I’m back at it again after almost two years without running, and I’m reminded that there’s something sinister here. It scares me how little self-control I seem to have; I struggle mightily to muster the discipline needed to curb my mileage for the sake of my knee’s long-term health. If I have ever flirted with any addiction, it was this, and I was particularly afflicted during my years of chronic underemployment. (During which, in an attempt to bend the universe to my will, I also staged several private hunger strikes.)
“Nothing can make you believe we harbor nostalgia for factory work but a modern gym,” writes Mark Greif. I ran to escape the fear that I would never amount to anything, to chase a feeling of virtuous productivity with every step, and so five miles sometimes became fifteen. Though I have promised myself no more marathons, today as I circled Fort Greene Park I found myself searching for a way to justify doing just one, just one, before the year is out.
But then it’s hard to parse, exactly, what the relationship might be between corporate success and bodily obsession. I watch on social media as a good Spanish friend of mine, whom I have always known to be thin without trying, suddenly takes up Bikram yoga, veganism, and distance-running shortly after she’s acquired one of the few very well-paid jobs in Spain. I say a little prayer for her, and I wonder: Is a corporate office petri dish really all it takes? Is the meritocratic mindset so infectious?
Writes Mark Greif:
The most onerous forms of necessity, the struggle for food, against disease, always by means of hard labor, have been overcome.
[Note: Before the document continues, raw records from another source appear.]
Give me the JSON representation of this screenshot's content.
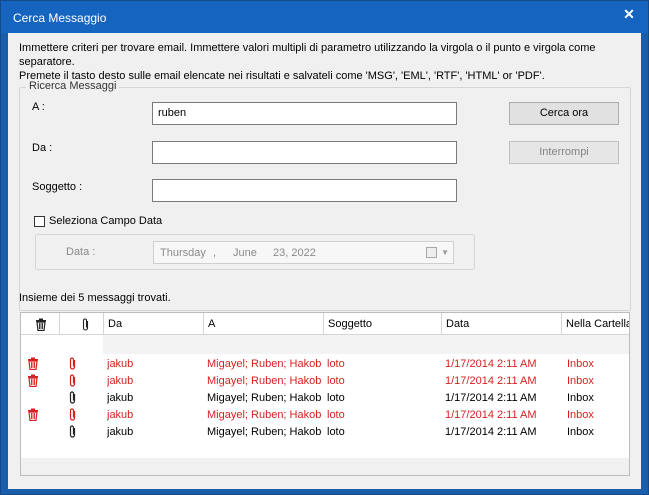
{
  "window": {
    "title": "Cerca Messaggio",
    "close_glyph": "✕"
  },
  "instructions": {
    "line1": "Immettere criteri per trovare email. Immettere valori multipli di parametro utilizzando la virgola o il punto e virgola come separatore.",
    "line2": "Premete il tasto desto sulle email elencate nei risultati e salvateli come  'MSG', 'EML', 'RTF', 'HTML' or 'PDF'."
  },
  "search_group": {
    "legend": "Ricerca Messaggi",
    "to_label": "A :",
    "to_value": "ruben",
    "from_label": "Da :",
    "from_value": "",
    "subject_label": "Soggetto :",
    "subject_value": "",
    "search_button": "Cerca ora",
    "stop_button": "Interrompi",
    "date_checkbox_label": "Seleziona Campo Data",
    "date_checkbox_checked": false,
    "date_label": "Data :",
    "date_weekday": "Thursday",
    "date_sep": ",",
    "date_month": "June",
    "date_day_year": "23, 2022"
  },
  "status": "Insieme dei 5 messaggi trovati.",
  "grid": {
    "columns": [
      "Da",
      "A",
      "Soggetto",
      "Data",
      "Nella Cartella"
    ],
    "rows": [
      {
        "deleted": true,
        "attachment": true,
        "red": true,
        "from": "jakub",
        "to": "Migayel; Ruben; Hakob",
        "subject": "loto",
        "date": "1/17/2014 2:11 AM",
        "folder": "Inbox"
      },
      {
        "deleted": true,
        "attachment": true,
        "red": true,
        "from": "jakub",
        "to": "Migayel; Ruben; Hakob",
        "subject": "loto",
        "date": "1/17/2014 2:11 AM",
        "folder": "Inbox"
      },
      {
        "deleted": false,
        "attachment": true,
        "red": false,
        "from": "jakub",
        "to": "Migayel; Ruben; Hakob",
        "subject": "loto",
        "date": "1/17/2014 2:11 AM",
        "folder": "Inbox"
      },
      {
        "deleted": true,
        "attachment": true,
        "red": true,
        "from": "jakub",
        "to": "Migayel; Ruben; Hakob",
        "subject": "loto",
        "date": "1/17/2014 2:11 AM",
        "folder": "Inbox"
      },
      {
        "deleted": false,
        "attachment": true,
        "red": false,
        "from": "jakub",
        "to": "Migayel; Ruben; Hakob",
        "subject": "loto",
        "date": "1/17/2014 2:11 AM",
        "folder": "Inbox"
      }
    ],
    "deleted_color": "#d81f1f"
  }
}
It might have been naïve to think the new human freedom would push us towards a society of public pursuits, like Periclean Athens, or of simple delight in what exists, as in Eden.
My therapist has left the room momentarily, and so I sit alone next to the white noise machine, shaking. She has asked my permission to go fetch a bowl of vomit, which she will then place on a table between us. At first I wonder how and from where she will obtain this vomit, but I don’t much like that train of thought, and so to distract myself while I wait, I scroll through the Times app. Representative Mo Brooks from Alabama has angered people, it seems, with his claim that insurance companies should be allowed to charge more for preexisting conditions .
It will allow insurance companies to require people who have higher healthcare costs to contribute more to the insurance pool that helps offset all these costs, thereby reducing the cost to those people who lead good lives. They’re healthy; they’ve done the things to keep their bodies healthy. And right now, those are the people who have done things the right way that are seeing their costs skyrocketing.
My therapist returns, and the closing door sends a blast of air in my direction. The smell is unmistakable: canned soup. I don’t want to hurt her feelings by laughing, and so I level a serious gaze at the chunks of tomato and green bean floating in a white Tupperware. She asks if I think I might be capable of holding it in my hands. I am, and so I do. My insurance doesn’t cover these sessions; if I felt up to it, I could do the math and discern exactly how much each minute that I sat there holding fake vomit in my hands was costing me.
I have led a good life, I want to tell her. I have ‘done the things’ in the ‘right way.’ So how the fuck did I get here ?